The Walter N. Ridley Scholarship Program, committed to strengthening the University of Virginia by attracting and supporting the nation’s most meritorious Black students, has awarded full scholarships to six UVA-bound high school graduates.
Five of the new Ridley Scholars come from Virginia. Each went through a competitive, multi-step process. In addition to receiving full tuition and fees, each will have an opportunity to take part in the Ridley Scholar Experience, an array of enrichment programs that includes foreign travel and career networking.
Tanise Cole of Norfolk, recipient of the Ridley Reid Scholarship, captained the varsity soccer team at Matthew F. Maury High School, where she graduated from the Maury Medical and Health Specialties Program, was a member of the National Honor Society, participated in the Model United Nations club and was elected vice president of the sophomore class.
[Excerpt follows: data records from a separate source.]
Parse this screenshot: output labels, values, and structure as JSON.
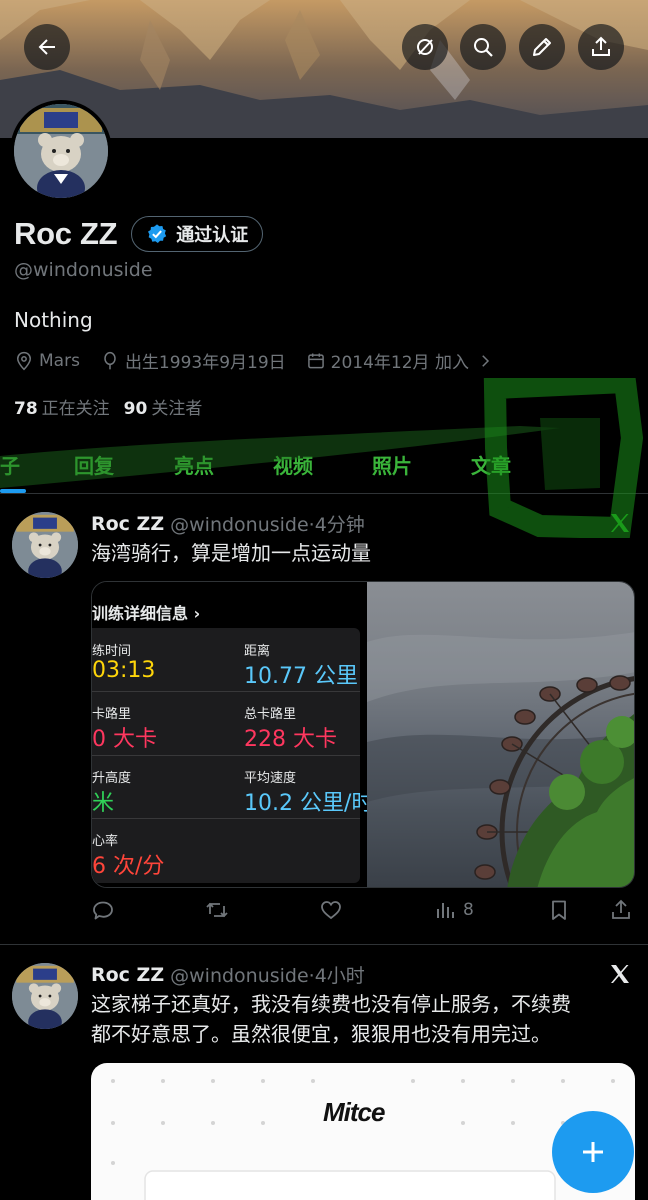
{
  "profile": {
    "display_name": "Roc ZZ",
    "verified_label": "通过认证",
    "handle": "@windonuside",
    "bio": "Nothing",
    "location": "Mars",
    "birth": "出生1993年9月19日",
    "joined": "2014年12月 加入",
    "following_count": "78",
    "following_label": "正在关注",
    "followers_count": "90",
    "followers_label": "关注者"
  },
  "tabs": [
    {
      "label": "子"
    },
    {
      "label": "回复"
    },
    {
      "label": "亮点"
    },
    {
      "label": "视频"
    },
    {
      "label": "照片"
    },
    {
      "label": "文章"
    }
  ],
  "tweets": [
    {
      "name": "Roc ZZ",
      "meta": "@windonuside·4分钟",
      "text": "海湾骑行，算是增加一点运动量",
      "views": "8",
      "fitness": {
        "title": "训练详细信息 ›",
        "cells": [
          {
            "label": "练时间",
            "value": "03:13",
            "color": "#ffd60a"
          },
          {
            "label": "距离",
            "value": "10.77 公里",
            "color": "#5ac8fa"
          },
          {
            "label": "卡路里",
            "value": "0 大卡",
            "color": "#ff375f"
          },
          {
            "label": "总卡路里",
            "value": "228 大卡",
            "color": "#ff375f"
          },
          {
            "label": "升高度",
            "value": "米",
            "color": "#30d158"
          },
          {
            "label": "平均速度",
            "value": "10.2 公里/时",
            "color": "#5ac8fa"
          },
          {
            "label": "心率",
            "value": "6 次/分",
            "color": "#ff453a"
          }
        ]
      }
    },
    {
      "name": "Roc ZZ",
      "meta": "@windonuside·4小时",
      "text_line1": "这家梯子还真好，我没有续费也没有停止服务，不续费",
      "text_line2": "都不好意思了。虽然很便宜，狠狠用也没有用完过。",
      "card_brand": "Mitce"
    }
  ],
  "colors": {
    "accent": "#1d9bf0",
    "tab_green": "#3ab43a",
    "muted": "#71767b"
  }
}
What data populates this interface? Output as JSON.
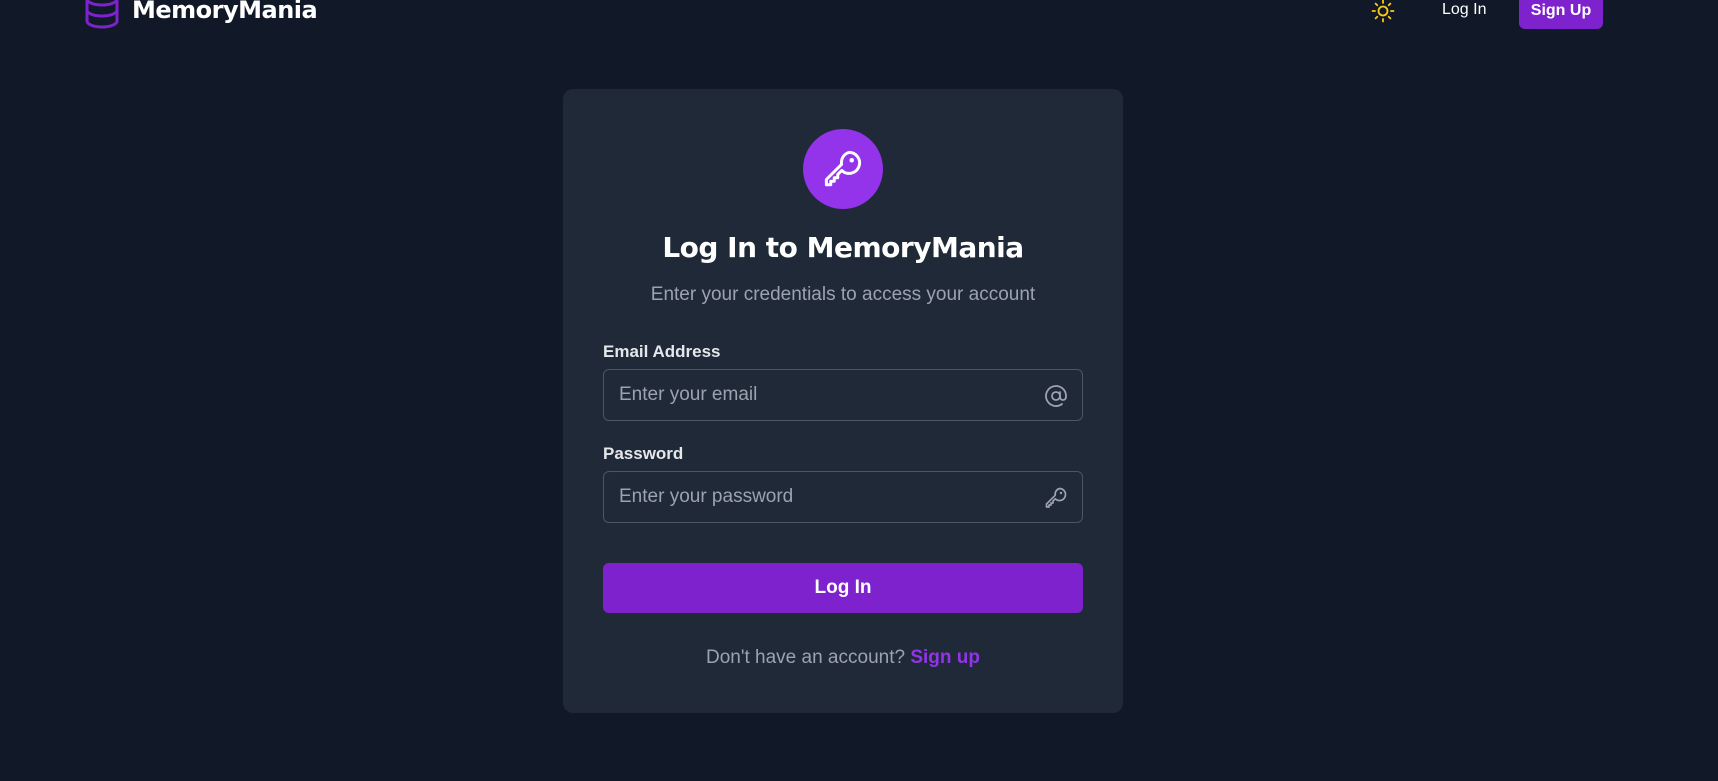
{
  "navbar": {
    "brand_name": "MemoryMania",
    "brand_icon": "database-icon",
    "theme_toggle_icon": "sun-icon",
    "login_label": "Log In",
    "signup_label": "Sign Up"
  },
  "card": {
    "badge_icon": "key-icon",
    "title": "Log In to MemoryMania",
    "subtitle": "Enter your credentials to access your account",
    "email": {
      "label": "Email Address",
      "placeholder": "Enter your email",
      "value": "",
      "icon": "at-sign-icon"
    },
    "password": {
      "label": "Password",
      "placeholder": "Enter your password",
      "value": "",
      "icon": "key-icon"
    },
    "submit_label": "Log In",
    "signup_prompt": "Don't have an account?",
    "signup_link": "Sign up"
  },
  "colors": {
    "page_background": "#111827",
    "card_background": "#1f2937",
    "accent": "#7e22ce",
    "accent_light": "#9333ea",
    "muted_text": "#9ca3af",
    "sun": "#facc15"
  }
}
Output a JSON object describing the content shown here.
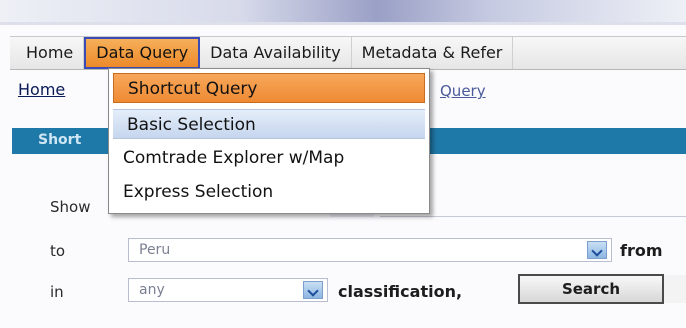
{
  "nav": {
    "items": [
      {
        "label": "Home"
      },
      {
        "label": "Data Query"
      },
      {
        "label": "Data Availability"
      },
      {
        "label": "Metadata & Refer"
      }
    ]
  },
  "breadcrumb": {
    "home": "Home",
    "query": "Query"
  },
  "section": {
    "title": "Short"
  },
  "dropdown": {
    "items": [
      {
        "label": "Shortcut Query"
      },
      {
        "label": "Basic Selection"
      },
      {
        "label": "Comtrade Explorer w/Map"
      },
      {
        "label": "Express Selection"
      }
    ]
  },
  "form": {
    "show_label": "Show",
    "to_label": "to",
    "in_label": "in",
    "to_select": "Peru",
    "in_select": "any",
    "from_label": "from",
    "classification_label": "classification,",
    "search_label": "Search"
  },
  "colors": {
    "nav_active": "#ec8a2a",
    "menu_active": "#ee8a34",
    "section_bar": "#1f79a8"
  }
}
Focused on helping those who are underserved in her community, she plans to major in nursing, with the goal of obtaining a master’s degree and becoming an obstetrical/gynecological nurse practitioner.
Madison DeLoach of Richmond is a National Honor Society graduate of Hermitage High School, where she was a varsity cheerleader and completed Virginia Commonwealth University’s Dental Scholars program. She is also a member of the Henrico chapter of Diversify Our Narrative, which focuses on providing diverse authors and topics in the English curriculum. The recipient of the Richmond Ridley Clarence Cain Scholarship, she plans to major in biology on a pre-dental track with hopes of becoming a prosthodontist, pediatric dentist or oral surgeon focused on ethical, moral and social issues in the health care system.
V Godfrey of Reston, recipient of the Flagship-Graves Scholarship, graduated from Bishop O’Connell High School as an AP Scholar with Honor, was a varsity cheerleader and competed on the track and field team. They served as vice president of the Diversity, Equity and Unity council, in the Black Student Union and the Keyette service organization. Godfrey plans to pursue undergraduate research in the cognitive science program, as well as participate in the Active Minds club and the International Relations Organization, with a goal of becoming a cognitive therapist, assisting those who have experienced large-scale trauma.
Simone Minor of Dover, Delaware, recipient of the Holland Blackburn Scholarship, led the Black Student Union, Gender X, Jefferson Awards, BioMedical Club and yearbook extracurriculars at The Tatnall School. She served in student government for four years and co-founded a service project focused on helping area women and children through financial donations and volunteer work. An incoming Echols Scholar, she plans to major in public health or sociology with the goal of serving the community as a medical professional.
Jordan Mondrey of Chesterfield played varsity volleyball, served as senior class historian and was a member of the National Honor Society at Monacan High School. The recipient of the Meikel Andrade Scholarship, she plans to major in biology with a minor in psychology with a goal of attending medical school and becoming an emergency room physician.
Taliya Moss-Melendez of Richmond is the recipient of the first S. Buford Scott Scholarship, established in 2021 with a $1 million gift from Truist Wealth in honor of business and philanthropic leader S. Buford Scott and Scott & Stringfellow. Moss-Melendez is a graduate of Richmond Community High School, where she was a member of the National Honor Society, served as a student ambassador and also obtained an associate’s degree in social sciences, graduating Phi Theta Kappa, from Reynolds Community College. She plans to major in chemistry and pursue a career as a pharmacist.
“I’m thrilled to welcome this new cohort of Ridley Scholars to the Ridley family,” said Simone Pollard, a 1993 alumna, Ridley’s board chair and a strategist at a global assessment and learning company in New Jersey. “Ridley Scholars continue to impact the University community through their scholarship in the classroom and service and leadership outside of the classroom. As we celebrate the 35th anniversary of the scholarship fund, I look forward to us increasing support from those that believe in the Ridley mission and impact.”
Established in 1987 in ongoing partnership with the UVA Alumni Association, the Walter N. Ridley Scholarship Program is named for the first Black graduate of the University. The program has awarded more than 300 scholarships and holds assets of $20.1 million as of the most recent fiscal quarter.
This article also appeared in UVA Today on June 24, 2022.